First Draft is an excellent blog. Here are snippets of three posts in a row that are well worth reading.
Thousands of people are detained in Iraq without due process in apparent violation of international law, the United Nations said on Wednesday, adding that 6,000 of the country's 10,000 prisoners were in the hands of the U.S. military.
In Iraq, “one of the major human rights challenges remains the detention of thousands of persons without due process,” Secretary-General Kofi Annan said in a report to the 15-nation U.N. Security Council.
Brits Cut and Run? (Glasgow Herald)
BRITISH forces may begin a withdrawal from Iraq “in three or four months”, a senior UK commander claimed yesterday.
Lieutenant-Colonel Andrew Williams leads a 1000-man battle-group based near the flashpoint town of al Amarah, about 100 miles north of Basra.
However, the Ministry of Defence played down the suggestion of any timetable for the removal of the 8500 UK troops in Iraq, saying that any cut in force levels was “contingent on the security situation and the availability of Iraqi forces to shoulder responsibility”.

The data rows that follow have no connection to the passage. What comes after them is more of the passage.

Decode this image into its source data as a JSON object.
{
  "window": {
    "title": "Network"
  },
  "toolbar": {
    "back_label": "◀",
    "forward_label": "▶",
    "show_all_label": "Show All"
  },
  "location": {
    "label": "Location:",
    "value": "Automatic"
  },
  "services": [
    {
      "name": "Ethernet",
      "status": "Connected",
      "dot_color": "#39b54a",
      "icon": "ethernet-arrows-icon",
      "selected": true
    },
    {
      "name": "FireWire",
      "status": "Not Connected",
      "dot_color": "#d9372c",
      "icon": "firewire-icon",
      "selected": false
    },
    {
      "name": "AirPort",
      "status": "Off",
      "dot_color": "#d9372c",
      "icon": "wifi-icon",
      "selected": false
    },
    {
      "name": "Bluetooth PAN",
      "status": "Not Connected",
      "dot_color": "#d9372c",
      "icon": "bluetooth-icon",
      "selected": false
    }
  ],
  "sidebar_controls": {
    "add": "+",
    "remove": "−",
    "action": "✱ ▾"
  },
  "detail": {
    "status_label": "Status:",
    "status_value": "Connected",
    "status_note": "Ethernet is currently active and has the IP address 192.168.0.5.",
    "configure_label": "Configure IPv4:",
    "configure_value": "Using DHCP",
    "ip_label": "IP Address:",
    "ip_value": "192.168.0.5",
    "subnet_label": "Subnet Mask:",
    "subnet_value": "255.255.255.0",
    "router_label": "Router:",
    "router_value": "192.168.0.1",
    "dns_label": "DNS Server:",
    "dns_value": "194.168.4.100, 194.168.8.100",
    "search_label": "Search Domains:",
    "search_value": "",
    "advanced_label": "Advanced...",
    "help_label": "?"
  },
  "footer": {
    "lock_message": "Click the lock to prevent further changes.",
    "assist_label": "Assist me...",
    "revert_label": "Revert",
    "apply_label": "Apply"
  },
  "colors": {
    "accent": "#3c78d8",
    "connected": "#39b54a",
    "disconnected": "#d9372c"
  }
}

Losing Control of the Mercenaries (The Guardian)
A group of American security guards in Iraq have alleged they were beaten, stripped and threatened with a snarling dog by US marines when they were detained after an alleged shooting incident outside Falluja last month.
“I never in my career have treated anybody so inhumane,” one of the contractors, Rick Blanchard, a former Florida state trooper, wrote in an email quoted in the Los Angeles Times. “They treated us like insurgents, roughed us up, took photos, hazed [bullied] us, called us names.”
According to Peter Singer, a Brookings Institute scholar and author of the book Corporate Warriors, private military contractors in Iraq are operating in a black hole as they do not fall within the military chain of command. “What appears to have happened here is tension between forces bubbling to the surface,” he told the Guardian.
But he said the incident also raised the question of what happens to contractors if they are caught doing something wrong, such as firing on civilians, as their legal status is not defined. “If the marines think [the contractors] did do something illegal there is no process they can go through. Who are they going to hand them over to?” Mr Singer said. “There have been more than 20,000 [contractors] on the ground in Iraq for more than two years and not one has been prosecuted for anything.”